> About this task:
In the records below, find every line with the word "data" and copy it.

> Records to process:

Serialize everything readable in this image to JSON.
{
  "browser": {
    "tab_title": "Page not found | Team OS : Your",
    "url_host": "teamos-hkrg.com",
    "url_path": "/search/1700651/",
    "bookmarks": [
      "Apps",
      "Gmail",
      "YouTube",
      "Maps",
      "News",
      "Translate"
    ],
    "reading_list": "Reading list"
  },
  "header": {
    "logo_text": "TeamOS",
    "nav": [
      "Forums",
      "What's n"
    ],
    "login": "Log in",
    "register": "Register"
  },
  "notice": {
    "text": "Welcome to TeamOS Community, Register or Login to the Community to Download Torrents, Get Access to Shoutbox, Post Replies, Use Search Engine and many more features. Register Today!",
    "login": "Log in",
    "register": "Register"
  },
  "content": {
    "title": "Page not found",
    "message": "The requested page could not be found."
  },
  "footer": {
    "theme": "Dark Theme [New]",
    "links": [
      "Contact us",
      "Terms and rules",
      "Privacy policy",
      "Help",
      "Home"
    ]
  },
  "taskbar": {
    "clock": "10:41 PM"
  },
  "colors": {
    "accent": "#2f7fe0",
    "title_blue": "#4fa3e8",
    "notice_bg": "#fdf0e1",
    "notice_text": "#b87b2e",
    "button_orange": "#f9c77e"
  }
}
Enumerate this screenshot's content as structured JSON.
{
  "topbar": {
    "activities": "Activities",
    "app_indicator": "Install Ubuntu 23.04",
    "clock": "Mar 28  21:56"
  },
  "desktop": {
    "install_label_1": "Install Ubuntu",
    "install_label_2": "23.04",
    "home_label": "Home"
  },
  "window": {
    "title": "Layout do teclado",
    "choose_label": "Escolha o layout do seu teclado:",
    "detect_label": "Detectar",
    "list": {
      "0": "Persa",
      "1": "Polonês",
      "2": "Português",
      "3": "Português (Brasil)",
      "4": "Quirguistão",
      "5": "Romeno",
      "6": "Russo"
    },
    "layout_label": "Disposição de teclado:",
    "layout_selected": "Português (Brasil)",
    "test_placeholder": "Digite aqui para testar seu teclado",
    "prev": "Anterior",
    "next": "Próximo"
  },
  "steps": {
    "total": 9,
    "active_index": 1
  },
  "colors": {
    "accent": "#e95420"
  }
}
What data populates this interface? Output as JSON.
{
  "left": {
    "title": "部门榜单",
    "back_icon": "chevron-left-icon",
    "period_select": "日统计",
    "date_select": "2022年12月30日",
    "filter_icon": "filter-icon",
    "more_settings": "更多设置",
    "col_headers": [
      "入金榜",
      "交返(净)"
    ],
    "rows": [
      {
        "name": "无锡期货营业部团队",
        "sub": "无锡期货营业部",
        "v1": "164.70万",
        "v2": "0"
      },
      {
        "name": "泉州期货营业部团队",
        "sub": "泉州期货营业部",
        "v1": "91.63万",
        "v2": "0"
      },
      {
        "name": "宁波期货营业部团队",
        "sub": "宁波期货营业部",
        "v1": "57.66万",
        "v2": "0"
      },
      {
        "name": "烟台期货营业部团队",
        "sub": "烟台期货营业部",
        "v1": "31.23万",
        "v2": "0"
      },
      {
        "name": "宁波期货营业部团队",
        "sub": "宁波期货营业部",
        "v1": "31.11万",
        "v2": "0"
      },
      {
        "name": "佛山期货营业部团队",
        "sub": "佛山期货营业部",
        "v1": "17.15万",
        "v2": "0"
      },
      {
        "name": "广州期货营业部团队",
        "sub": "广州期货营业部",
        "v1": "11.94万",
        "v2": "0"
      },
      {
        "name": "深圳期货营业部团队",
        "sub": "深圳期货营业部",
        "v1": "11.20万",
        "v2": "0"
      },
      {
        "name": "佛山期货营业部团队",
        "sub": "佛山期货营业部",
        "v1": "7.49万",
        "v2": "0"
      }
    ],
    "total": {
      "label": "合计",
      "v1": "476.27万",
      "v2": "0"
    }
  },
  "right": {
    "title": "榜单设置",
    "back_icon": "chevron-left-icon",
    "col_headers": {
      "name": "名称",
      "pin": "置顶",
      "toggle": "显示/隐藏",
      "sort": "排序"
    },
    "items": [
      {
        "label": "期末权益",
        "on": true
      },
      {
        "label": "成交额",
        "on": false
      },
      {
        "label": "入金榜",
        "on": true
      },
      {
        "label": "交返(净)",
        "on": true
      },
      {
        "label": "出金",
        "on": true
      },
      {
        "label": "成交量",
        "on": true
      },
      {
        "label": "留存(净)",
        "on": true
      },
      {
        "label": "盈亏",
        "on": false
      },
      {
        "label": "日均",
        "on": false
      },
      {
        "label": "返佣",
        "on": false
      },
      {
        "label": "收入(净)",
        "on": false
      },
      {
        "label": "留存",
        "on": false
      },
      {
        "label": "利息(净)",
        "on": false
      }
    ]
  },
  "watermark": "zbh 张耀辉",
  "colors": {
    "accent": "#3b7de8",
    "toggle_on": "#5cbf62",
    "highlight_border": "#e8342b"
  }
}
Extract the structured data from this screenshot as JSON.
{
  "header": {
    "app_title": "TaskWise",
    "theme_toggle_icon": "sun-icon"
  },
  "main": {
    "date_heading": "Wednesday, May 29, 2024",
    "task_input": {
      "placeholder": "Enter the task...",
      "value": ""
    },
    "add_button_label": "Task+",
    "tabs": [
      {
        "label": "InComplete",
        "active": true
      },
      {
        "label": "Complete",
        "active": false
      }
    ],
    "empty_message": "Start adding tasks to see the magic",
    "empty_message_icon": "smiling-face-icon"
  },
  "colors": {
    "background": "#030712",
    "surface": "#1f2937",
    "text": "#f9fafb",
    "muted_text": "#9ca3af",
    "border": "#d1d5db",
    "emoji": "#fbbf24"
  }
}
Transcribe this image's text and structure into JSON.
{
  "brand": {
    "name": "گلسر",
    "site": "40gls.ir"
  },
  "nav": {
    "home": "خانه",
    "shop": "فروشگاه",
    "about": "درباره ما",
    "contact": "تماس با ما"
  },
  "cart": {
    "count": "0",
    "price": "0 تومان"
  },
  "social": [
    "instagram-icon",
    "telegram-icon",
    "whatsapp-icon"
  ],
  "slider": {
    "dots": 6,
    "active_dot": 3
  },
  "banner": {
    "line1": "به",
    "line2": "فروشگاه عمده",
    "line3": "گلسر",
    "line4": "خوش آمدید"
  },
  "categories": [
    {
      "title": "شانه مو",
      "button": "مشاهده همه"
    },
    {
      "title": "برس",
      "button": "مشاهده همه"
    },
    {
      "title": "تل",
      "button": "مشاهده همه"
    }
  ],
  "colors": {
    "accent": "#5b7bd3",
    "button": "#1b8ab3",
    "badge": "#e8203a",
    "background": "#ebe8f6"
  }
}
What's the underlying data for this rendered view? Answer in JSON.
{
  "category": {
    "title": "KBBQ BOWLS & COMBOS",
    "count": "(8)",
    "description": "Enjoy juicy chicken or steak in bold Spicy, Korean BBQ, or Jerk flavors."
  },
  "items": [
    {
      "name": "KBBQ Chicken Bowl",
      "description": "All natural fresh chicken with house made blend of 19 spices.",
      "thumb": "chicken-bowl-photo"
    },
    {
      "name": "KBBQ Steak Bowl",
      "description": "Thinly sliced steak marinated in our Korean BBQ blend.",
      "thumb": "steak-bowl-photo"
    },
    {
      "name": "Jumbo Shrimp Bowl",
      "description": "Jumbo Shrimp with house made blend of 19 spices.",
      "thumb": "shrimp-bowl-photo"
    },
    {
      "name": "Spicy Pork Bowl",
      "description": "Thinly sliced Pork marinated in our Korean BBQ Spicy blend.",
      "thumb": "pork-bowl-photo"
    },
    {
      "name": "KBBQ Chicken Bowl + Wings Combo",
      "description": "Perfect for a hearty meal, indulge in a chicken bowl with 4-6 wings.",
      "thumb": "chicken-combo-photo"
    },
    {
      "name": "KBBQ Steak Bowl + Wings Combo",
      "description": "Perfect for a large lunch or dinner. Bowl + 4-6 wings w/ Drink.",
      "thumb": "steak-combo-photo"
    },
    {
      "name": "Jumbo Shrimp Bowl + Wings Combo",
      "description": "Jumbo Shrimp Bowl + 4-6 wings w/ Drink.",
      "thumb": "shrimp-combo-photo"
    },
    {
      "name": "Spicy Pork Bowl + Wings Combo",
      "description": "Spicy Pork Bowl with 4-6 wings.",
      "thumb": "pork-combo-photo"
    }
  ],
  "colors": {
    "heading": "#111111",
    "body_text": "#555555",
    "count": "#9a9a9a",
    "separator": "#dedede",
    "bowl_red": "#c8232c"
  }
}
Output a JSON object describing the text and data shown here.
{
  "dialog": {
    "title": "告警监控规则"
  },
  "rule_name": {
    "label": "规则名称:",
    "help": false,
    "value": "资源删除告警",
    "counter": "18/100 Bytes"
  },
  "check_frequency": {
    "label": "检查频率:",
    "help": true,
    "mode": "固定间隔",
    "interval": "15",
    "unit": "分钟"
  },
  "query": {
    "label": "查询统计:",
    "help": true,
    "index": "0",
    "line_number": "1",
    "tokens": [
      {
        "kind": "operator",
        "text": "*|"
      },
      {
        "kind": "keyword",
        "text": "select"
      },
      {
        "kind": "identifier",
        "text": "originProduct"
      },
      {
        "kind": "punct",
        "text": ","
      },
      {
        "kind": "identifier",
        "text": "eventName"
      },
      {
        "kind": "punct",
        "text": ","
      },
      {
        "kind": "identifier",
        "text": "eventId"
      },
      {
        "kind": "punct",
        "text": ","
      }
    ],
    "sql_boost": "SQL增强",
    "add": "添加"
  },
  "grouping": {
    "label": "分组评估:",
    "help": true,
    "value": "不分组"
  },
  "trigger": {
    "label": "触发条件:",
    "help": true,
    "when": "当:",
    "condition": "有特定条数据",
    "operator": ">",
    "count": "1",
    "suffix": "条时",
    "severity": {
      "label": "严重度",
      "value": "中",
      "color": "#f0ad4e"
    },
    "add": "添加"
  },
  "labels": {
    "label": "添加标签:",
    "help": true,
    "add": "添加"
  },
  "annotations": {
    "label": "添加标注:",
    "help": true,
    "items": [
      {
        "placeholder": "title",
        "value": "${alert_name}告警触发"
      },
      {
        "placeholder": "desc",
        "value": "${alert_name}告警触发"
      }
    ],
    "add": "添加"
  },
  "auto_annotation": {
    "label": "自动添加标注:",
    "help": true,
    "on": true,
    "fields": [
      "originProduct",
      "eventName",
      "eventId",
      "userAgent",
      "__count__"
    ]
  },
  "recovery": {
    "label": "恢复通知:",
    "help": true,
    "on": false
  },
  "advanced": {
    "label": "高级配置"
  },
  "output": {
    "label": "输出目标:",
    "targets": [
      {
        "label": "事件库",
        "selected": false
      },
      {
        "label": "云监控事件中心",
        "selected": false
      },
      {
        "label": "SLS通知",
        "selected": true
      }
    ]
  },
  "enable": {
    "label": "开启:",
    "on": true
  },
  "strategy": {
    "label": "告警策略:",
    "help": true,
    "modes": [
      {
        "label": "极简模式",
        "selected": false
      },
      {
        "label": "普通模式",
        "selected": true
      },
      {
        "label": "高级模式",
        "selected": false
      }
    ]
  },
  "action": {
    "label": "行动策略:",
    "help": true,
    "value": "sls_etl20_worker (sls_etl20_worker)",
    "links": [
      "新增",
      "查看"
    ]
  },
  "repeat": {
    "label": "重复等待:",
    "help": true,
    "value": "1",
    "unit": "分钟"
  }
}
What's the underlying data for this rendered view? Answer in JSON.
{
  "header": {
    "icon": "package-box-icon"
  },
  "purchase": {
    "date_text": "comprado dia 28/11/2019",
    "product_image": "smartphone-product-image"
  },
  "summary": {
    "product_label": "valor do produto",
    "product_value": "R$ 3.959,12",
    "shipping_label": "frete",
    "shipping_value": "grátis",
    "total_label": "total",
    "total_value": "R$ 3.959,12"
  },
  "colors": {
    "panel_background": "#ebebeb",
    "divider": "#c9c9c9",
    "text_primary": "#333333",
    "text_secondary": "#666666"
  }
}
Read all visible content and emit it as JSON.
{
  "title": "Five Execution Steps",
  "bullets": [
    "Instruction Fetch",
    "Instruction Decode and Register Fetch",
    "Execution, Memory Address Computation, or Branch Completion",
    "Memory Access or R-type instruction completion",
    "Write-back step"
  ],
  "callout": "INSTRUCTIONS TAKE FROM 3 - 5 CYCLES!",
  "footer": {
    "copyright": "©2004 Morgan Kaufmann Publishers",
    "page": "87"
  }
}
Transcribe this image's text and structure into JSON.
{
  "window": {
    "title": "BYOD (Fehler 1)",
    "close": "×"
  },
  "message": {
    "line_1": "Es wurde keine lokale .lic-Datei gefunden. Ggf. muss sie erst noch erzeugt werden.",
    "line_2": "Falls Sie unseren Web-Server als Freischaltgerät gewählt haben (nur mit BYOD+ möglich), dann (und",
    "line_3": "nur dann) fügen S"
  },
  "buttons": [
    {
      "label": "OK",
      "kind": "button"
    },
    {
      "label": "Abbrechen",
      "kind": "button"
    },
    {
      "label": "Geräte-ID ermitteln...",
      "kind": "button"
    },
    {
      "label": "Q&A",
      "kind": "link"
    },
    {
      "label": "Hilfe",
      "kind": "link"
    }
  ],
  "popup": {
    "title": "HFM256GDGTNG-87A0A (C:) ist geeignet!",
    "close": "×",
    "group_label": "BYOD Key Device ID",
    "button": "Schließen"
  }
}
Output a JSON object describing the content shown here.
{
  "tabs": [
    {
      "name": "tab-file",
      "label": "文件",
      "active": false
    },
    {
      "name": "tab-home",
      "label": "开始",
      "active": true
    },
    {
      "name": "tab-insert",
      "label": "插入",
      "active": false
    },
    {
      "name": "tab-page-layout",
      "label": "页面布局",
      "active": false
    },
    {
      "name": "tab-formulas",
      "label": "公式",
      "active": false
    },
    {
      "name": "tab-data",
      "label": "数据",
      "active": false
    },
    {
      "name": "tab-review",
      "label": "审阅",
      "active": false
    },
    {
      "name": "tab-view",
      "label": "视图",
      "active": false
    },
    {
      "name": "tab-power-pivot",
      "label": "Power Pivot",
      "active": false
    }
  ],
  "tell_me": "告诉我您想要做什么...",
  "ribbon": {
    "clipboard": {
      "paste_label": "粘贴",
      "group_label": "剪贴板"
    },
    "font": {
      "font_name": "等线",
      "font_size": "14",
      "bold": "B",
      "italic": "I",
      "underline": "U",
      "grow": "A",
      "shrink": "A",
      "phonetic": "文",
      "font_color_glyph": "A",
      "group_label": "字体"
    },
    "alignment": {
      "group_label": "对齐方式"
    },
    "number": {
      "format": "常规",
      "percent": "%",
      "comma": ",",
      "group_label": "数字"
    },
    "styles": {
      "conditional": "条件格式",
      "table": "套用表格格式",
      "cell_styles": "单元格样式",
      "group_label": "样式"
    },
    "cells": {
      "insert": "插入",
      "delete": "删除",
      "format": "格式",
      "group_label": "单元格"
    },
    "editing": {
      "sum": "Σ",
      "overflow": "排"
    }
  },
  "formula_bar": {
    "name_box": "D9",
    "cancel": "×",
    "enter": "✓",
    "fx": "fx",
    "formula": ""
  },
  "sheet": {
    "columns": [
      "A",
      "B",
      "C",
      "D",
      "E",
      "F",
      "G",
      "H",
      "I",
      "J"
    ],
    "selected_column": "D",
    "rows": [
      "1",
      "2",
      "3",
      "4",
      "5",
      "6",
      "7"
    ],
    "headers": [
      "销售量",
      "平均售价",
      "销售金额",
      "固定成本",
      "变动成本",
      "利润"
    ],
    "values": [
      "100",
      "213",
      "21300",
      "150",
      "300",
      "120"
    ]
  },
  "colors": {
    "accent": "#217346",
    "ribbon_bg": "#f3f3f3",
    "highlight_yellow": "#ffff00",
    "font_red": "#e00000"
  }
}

> Response to the task:
What data populates this interface? Output as JSON.
Extract the structured data from this screenshot as JSON.
What's the underlying data for this rendered view? Answer in JSON.
Output a JSON object describing the text and data shown here.
What's the underlying data for this rendered view? Answer in JSON.
      "name": "tab-data",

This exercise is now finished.